Brad, who’s also “into” water, went to the shore there. “But I could turn around and see the mountains. That’s not something I’m used to. When you see the light behind the buildings and then the mountains behind the buildings … the light and the dark.”
A few of the Santa Barbara paintings that really struck me are the Santa Barbara Evening Studies, in particular the one with all of the oranges and yellows cast on the water as the sun is setting behind the mountains. The large group of seabirds flying just above the water ... fishing, perhaps? The quiet, calm lapping of the ocean on the shore ... Yeah, I could stay in that painting for a while – and I actually did on my computer screen! Another, also with a different palette, is of the skimmers flying, or hovering, over an inlet as the sun is rising behind the mountains of blues, purples and black that grow lighter at their tops where the sun is hitting them. There are palm trees in the forefront and homes in the distance. The water is dark and shadowy accented by light that pools within it.
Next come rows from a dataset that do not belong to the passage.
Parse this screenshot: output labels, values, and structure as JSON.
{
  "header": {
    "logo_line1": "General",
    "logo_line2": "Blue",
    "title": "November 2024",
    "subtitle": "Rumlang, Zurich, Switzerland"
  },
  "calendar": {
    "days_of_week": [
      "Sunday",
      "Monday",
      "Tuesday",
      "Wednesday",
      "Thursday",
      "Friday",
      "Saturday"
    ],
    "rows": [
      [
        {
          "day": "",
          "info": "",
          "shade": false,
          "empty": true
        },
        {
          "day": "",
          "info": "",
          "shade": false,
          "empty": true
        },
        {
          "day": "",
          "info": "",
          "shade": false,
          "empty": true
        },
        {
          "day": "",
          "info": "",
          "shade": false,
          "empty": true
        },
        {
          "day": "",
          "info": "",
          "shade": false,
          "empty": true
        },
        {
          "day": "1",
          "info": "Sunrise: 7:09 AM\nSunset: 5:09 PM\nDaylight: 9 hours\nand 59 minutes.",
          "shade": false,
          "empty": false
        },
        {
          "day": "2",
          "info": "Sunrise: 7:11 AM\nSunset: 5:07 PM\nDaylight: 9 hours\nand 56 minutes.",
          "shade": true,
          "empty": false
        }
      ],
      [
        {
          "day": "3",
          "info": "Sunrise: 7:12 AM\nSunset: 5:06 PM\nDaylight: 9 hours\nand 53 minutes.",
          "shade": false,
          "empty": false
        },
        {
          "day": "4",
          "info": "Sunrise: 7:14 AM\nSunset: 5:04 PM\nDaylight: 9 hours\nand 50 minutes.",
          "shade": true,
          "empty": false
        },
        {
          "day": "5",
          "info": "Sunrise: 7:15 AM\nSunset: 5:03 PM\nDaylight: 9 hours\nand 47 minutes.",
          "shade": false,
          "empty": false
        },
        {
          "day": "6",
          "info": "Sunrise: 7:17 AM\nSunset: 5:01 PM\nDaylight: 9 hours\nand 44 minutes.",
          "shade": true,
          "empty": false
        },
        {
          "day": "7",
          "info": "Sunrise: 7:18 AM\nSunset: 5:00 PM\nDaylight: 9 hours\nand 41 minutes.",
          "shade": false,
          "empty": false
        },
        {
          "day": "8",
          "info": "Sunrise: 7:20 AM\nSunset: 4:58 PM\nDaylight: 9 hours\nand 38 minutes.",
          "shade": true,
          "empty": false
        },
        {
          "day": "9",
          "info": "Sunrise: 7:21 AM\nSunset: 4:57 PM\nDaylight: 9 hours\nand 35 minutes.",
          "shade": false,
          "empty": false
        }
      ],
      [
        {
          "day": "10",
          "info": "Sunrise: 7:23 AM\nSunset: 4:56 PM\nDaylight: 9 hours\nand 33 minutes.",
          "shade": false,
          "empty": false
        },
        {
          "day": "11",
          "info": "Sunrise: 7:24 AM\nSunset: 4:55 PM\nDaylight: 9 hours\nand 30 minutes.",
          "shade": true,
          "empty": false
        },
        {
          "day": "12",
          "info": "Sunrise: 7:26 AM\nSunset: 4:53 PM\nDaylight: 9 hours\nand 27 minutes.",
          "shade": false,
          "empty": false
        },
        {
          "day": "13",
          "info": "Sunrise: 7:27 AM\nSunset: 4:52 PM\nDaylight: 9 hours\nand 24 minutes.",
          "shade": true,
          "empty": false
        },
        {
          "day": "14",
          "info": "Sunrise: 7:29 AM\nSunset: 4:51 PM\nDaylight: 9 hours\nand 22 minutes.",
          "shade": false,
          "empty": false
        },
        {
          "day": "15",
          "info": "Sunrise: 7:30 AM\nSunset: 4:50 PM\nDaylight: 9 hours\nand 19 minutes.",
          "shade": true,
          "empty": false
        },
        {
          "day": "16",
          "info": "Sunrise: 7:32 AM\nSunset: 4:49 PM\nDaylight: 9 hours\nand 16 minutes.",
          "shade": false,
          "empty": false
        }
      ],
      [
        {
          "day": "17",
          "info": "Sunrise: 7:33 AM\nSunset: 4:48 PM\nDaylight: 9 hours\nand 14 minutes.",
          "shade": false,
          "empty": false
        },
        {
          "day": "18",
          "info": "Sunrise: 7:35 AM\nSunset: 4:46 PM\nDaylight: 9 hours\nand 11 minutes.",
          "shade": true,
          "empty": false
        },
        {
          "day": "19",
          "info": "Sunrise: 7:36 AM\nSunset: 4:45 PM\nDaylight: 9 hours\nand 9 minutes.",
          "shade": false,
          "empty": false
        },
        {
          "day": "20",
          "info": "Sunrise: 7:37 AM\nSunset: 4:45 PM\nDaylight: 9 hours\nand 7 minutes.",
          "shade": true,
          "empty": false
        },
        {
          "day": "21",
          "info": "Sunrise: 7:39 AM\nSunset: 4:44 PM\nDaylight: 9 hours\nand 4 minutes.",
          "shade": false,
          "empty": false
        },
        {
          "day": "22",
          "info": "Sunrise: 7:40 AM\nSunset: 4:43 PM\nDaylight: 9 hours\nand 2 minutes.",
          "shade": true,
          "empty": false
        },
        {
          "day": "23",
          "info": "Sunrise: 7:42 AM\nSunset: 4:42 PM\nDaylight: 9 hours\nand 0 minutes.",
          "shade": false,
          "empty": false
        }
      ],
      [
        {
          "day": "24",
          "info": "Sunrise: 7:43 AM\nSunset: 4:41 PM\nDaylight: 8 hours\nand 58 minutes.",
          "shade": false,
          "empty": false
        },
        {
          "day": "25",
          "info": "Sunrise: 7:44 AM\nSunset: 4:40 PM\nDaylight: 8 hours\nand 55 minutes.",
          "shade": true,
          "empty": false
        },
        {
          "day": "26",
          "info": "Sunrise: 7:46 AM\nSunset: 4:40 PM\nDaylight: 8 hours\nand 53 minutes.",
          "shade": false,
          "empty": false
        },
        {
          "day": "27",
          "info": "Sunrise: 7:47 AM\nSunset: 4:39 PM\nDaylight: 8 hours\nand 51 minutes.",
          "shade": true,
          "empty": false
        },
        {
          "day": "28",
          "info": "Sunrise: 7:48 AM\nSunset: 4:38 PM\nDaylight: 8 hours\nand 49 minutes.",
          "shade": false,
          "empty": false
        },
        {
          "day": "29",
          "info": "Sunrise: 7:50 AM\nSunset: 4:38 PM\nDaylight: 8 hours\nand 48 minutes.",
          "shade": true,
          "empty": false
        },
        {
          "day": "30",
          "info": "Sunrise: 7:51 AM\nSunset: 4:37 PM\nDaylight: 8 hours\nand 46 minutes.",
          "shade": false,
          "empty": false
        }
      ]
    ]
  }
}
And, finally, there is Leadbetter Beach. The waves are gorgeous! Active, rolling toward driftwood and seaweed dotted beach. A few of the trees on top of some cliffs look as though it’s a bit windy which would explain how active the water is. Waves crash against those cliffs – and you can hear them ... what fun! Yeah, I plan to “hang out” there more via my computer ... and with my imagination transport myself back into the painting. How sweet mind travel can be!
Down East Gallery encompasses two buildings: a 1906 farmhouse with art on two floors and the 1904 post and beam barn with a curated collection of sculpture, paintings, tapestries, marine folk art, pottery and mixed media art.
The gallery, at 146 Boothbay Road/Route 27 in Edgecomb, is open by chance or appointment although Brad says he’s usually there working on Tuesday through Thursday from 10 a.m. to 5 p.m., but it’s always good to call: 207-318-3282. He plans to keep the gallery open through the fall season.
Not in Maine? Visit www.downeastgallery.com to check out a lot of his work and that of the other artists with work there: Dick Alden, Andreas von Huene, Cilla Alden, Andre Benoit, Susan Bennett, Jay “J-Bone” Sawyer, Cynthia Stroud, Stephen Porter, Dan Ucci, John Bowdren, David Allen, Sam Betts and Gabriel Greenlaw. The Gallery also houses the Mike Lewis Museum, a private collection of Mike’s folk and art forms influenced by the South, Meso and Northwestern American Indians. None of these are for sale, mind you, but they sure are fun to check out.